Colleges have achieved overwhelming success in motivating school pupils to stay on in education after the age of 16, according to research due to be published this week.
A study of the Increased Flexibility Programme - which gives 14 to 16-year olds the chance to study in college for part of the week - has resulted in 90 per cent of them staying in full-time education.
The scheme, which had been aiming to achieve a 75 per cent staying-on rate, has proven a "resounding success", said John Ratcliffe, group manager of 14-16 at the Learning and Skills Council.
One of the aims of the programme is to enthuse young people who are at risk of dropping out of education because they are not sufficiently motivated by the school curriculum.
Colleges offer courses including vocational GCSEs.
Mr Ratcliffe said: "Young people who have taken advantage of the opportunities offered by the Increased Flexibility Programme should be congratulated on their achievements.
"The programme has been a resounding success in encouraging those young people to carry on their studies. Research out today is expected to show almost 90 per cent of students continuing their studies after 16 - far in advance of our 75 per cent target.
"By enhancing the range of vocational and work-related GCSEs and, crucially, working with employers to agree their syllabus and scope, young people's studies are much more relevant to them and to the labour market, with all the personal and business benefits that brings."
Fiona Harris, 17, who attended Glenmore school in Bournemouth, paid tribute to the scheme. She is halfway through the new vocational A-level in health and social care, having completed the health and social care GCSE in a college in the summer of 2004.
She said: "I've always known I wanted to go into nursing, so I jumped at the chance to study health and social care while still at school. The course has taught me self-reliance, with the lecturers treating me more like an adult than in my other lessons."
"The course has also encouraged me to take up a part-time job at a nursing home, and through it I've even done work experience at my local AE.
"I'm determined to succeed in nursing, and feel very lucky to have been able to make a start on my chosen career so early."
Anne McAlpine, lecturer at Bournemouth and Poole college, said: "For students committed to health care and wondering what traditional schooling can offer them, the new vocational GCSE offers excellent grounding in applicable skills that offer the first step on to a lifelong career path."

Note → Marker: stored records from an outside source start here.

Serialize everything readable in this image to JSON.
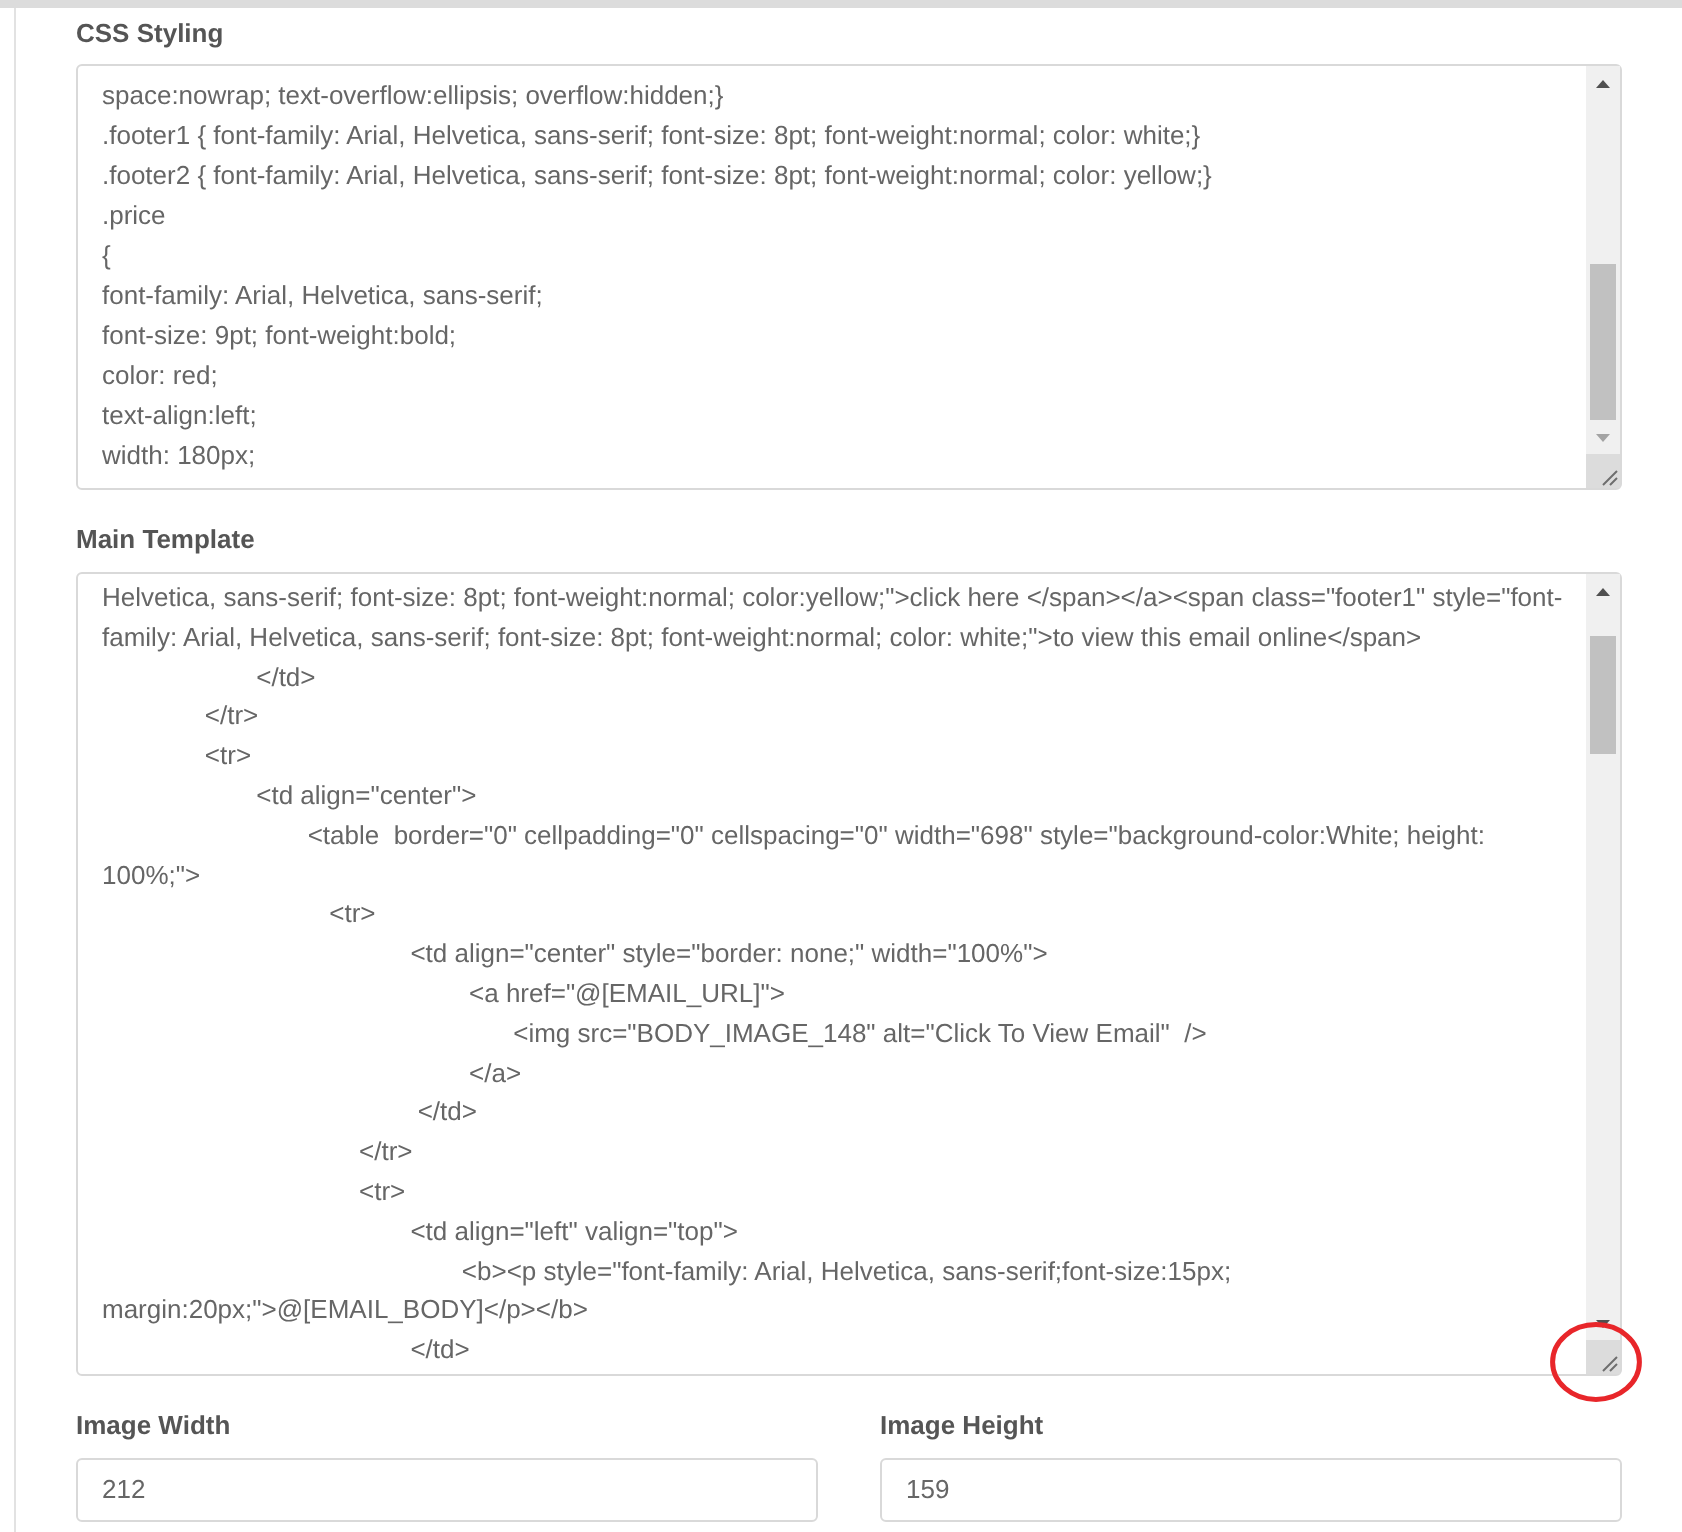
{
  "text_areas": [
    {
      "label": "CSS Styling",
      "resize_handle_circled": false,
      "lines": [
        "space:nowrap; text-overflow:ellipsis; overflow:hidden;}",
        ".footer1 { font-family: Arial, Helvetica, sans-serif; font-size: 8pt; font-weight:normal; color: white;}",
        ".footer2 { font-family: Arial, Helvetica, sans-serif; font-size: 8pt; font-weight:normal; color: yellow;}",
        ".price",
        "{",
        "font-family: Arial, Helvetica, sans-serif;",
        "font-size: 9pt; font-weight:bold;",
        "color: red;",
        "text-align:left;",
        "width: 180px;"
      ]
    },
    {
      "label": "Main Template",
      "resize_handle_circled": true,
      "lines": [
        "Helvetica, sans-serif; font-size: 8pt; font-weight:normal; color:yellow;\">click here </span></a><span class=\"footer1\" style=\"font-",
        "family: Arial, Helvetica, sans-serif; font-size: 8pt; font-weight:normal; color: white;\">to view this email online</span>",
        "\t\t\t</td>",
        "\t\t</tr>",
        "\t\t<tr>",
        "\t\t\t<td align=\"center\">",
        "\t\t\t\t<table  border=\"0\" cellpadding=\"0\" cellspacing=\"0\" width=\"698\" style=\"background-color:White; height:",
        "100%;\">",
        "\t\t\t\t   <tr>",
        "\t\t\t\t\t\t<td align=\"center\" style=\"border: none;\" width=\"100%\">",
        "\t\t\t\t\t\t\t <a href=\"@[EMAIL_URL]\">",
        "\t\t\t\t\t\t\t\t<img src=\"BODY_IMAGE_148\" alt=\"Click To View Email\"  />",
        "\t\t\t\t\t\t\t </a>",
        "\t\t\t\t\t\t </td>",
        "\t\t\t\t\t</tr>",
        "\t\t\t\t\t<tr>",
        "\t\t\t\t\t\t<td align=\"left\" valign=\"top\">",
        "\t\t\t\t\t\t\t<b><p style=\"font-family: Arial, Helvetica, sans-serif;font-size:15px;",
        "margin:20px;\">@[EMAIL_BODY]</p></b>",
        "\t\t\t\t\t\t</td>"
      ]
    }
  ],
  "dimension_fields": [
    {
      "label": "Image Width",
      "value": "212"
    },
    {
      "label": "Image Height",
      "value": "159"
    }
  ]
}
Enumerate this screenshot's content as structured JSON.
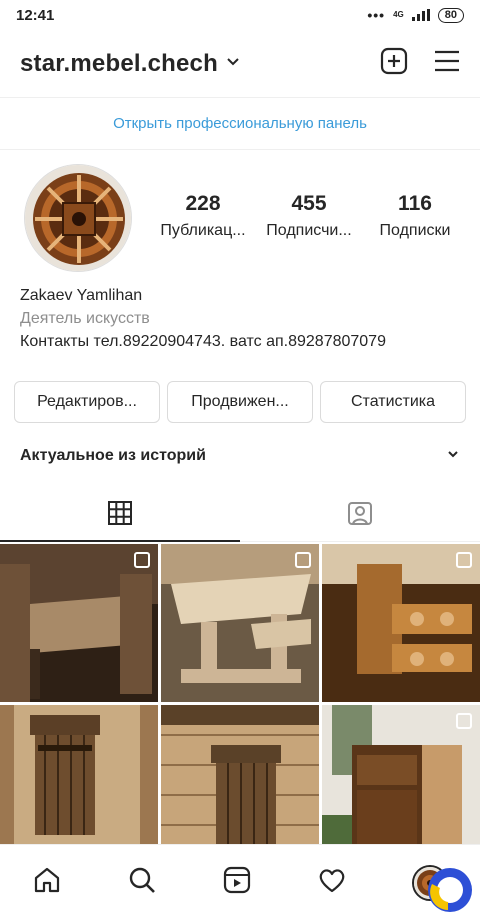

"The new vocational GCSEs, delivered through partnership between schools and colleges, offer a middle ground between school and work.
"They can help re-engage pupils in education through real life experiences and persuade them that further education has more to offer."